"Grassroots always trumps money in South Dakota," Unruh said. "People in South Dakota don't like it if they think someone nationally is trying to tell them what to do."
Two years ago, voters in South Dakota rejected a referendum for a complete ban on abortion by 56 percent to 44 percent.
Unruh said this year’s ballot measure was drafted after a statewide effort to gather voter opinion on why the 2006 ballot measure failed and what voters wanted to see in a new measure.
South Dakotans, she said, overwhelmingly indicated they did not want to see abortion used as birth control and that a ban would be acceptable as long as it included exceptions for rape, incest and if the life of the mother was at risk.
"Vote Yes for Life" gathered almost 60,000 signatures - more than three times the 17,000 required for inclusion on the ballot - and 48,000 signatures were officially turned in to the state.
At the Washington press conference, Richards echoed Keenan's concerns about South Dakota being a test case that could work its way to the Supreme Court.

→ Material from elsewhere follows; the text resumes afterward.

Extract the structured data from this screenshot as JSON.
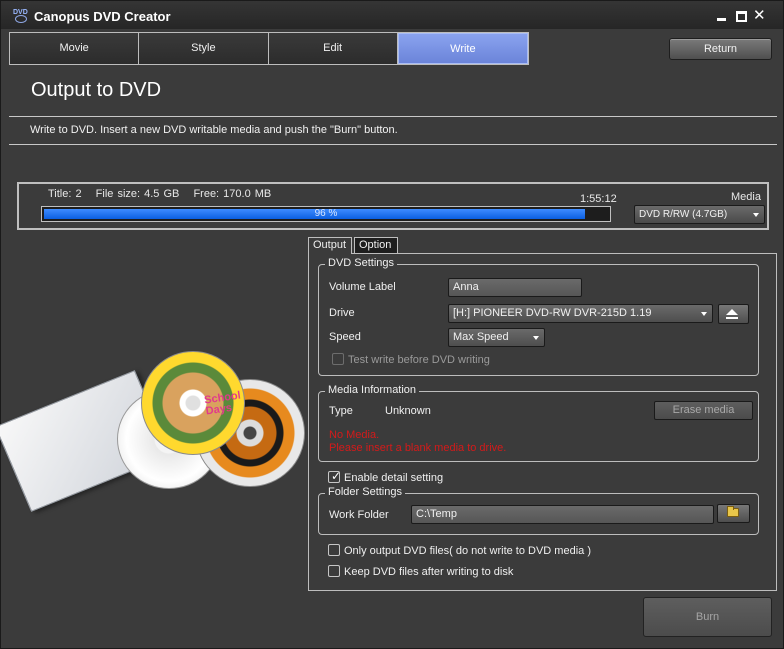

"It is a cynical effort, I believe, by anti-choice groups to simply use the state of South Dakota and the voters of South Dakota to do their ultimate goal,” said Richards, “which is to challenge the fundamental right of women in this country that supported the right decision to make these personal decisions."
Unruh told CNSNews.com she is not hiding the fact that she would like to take a South Dakota abortion ban to the Supreme Court and challenge Roe v. Wade.
"The first (ballot measure) was designed for South Dakota and South Dakota only," Unruh said. "This time, it is designed to go to the Supreme Court."
South Dakota has been at the center of two other landmark actions related to abortion.
It sponsored the first state task force to study abortion and its effects on women, and a federal court recently upheld a 2005 South Dakota law that requires doctors to tell patients that an abortion will "terminate the life of a whole, separate, unique, living human being."
Alveda King, niece of the late Rev. Martin Luther King, Jr.; Fr. Frank Pavone, national director of Priests for Life; and Tony Perkins, president of the Family Research Council, have endorsed Initiated Measure 11.